After Covington & Burling helped Australians secure greater access to the U.S. workplace in 2005, South Korea has called on the firm to do the same for its citizens.
The South Korean embassy in Washington has hired Covington to develop a professional visa legislative proposal, according to Foreign Agents Registration Act documents the firm filed last week with the U.S. Justice Department. Covington also will create "corresponding justifications for the legislation based on the unique attributes of the U.S.-Korea economic partnership, as evidenced in the Korea-U.S. Free Trade Agreement," the paperwork says. The embassy and Covington entered into the $90,000 contract on November 14, less than a year after the Korea-U.S. Free Trade Agreement went into effect.
"They're our partners trying to give us advice and help us with this initiative," which is still under development, said Ilbum Kim, first secretary of the embassy's economic section.
Under the visa arrangement, 10,500 Australians each year can work temporarily in the United States. In 2004, according to former Australian Trade Minister Mark Vaile, only 900 Australians were successful in obtaining the standard two-year U.S. visa for workers. That visa, known as the H1-B, is capped at 65,000 workers worldwide.
Covington of counsel Brian Smith and senior international policy adviser Alan Larson are the head lobbyists handling the South Korea account. Firm senior counsel Martin Gold and associate Jonathan Wakely are assisting them.
Smith declined to comment.

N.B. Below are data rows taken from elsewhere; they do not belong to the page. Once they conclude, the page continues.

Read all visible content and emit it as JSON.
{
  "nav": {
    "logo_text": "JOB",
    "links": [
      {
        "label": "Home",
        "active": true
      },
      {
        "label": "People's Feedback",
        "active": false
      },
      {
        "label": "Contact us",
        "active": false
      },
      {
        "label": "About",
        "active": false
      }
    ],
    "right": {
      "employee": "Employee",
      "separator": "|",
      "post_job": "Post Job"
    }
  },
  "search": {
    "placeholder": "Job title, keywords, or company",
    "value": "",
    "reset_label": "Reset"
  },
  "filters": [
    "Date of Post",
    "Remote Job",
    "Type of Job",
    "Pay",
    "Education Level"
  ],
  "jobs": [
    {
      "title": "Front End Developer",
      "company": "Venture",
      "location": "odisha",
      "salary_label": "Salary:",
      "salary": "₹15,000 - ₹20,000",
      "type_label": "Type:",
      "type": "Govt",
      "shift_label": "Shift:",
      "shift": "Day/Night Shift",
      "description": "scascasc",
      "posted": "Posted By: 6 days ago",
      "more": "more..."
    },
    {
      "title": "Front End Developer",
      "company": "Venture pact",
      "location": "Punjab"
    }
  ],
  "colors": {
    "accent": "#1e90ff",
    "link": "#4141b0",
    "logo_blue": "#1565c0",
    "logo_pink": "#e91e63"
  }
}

Covington, which opened an office in Seoul on November 1, has lobbied the U.S. government for South Korea in the past. Most recently, the firm this year advocated for the government-funded Korea Atomic Energy Research Institute on issues concerning nuclear cooperation between South Korea and the United States, according to DOJ documents.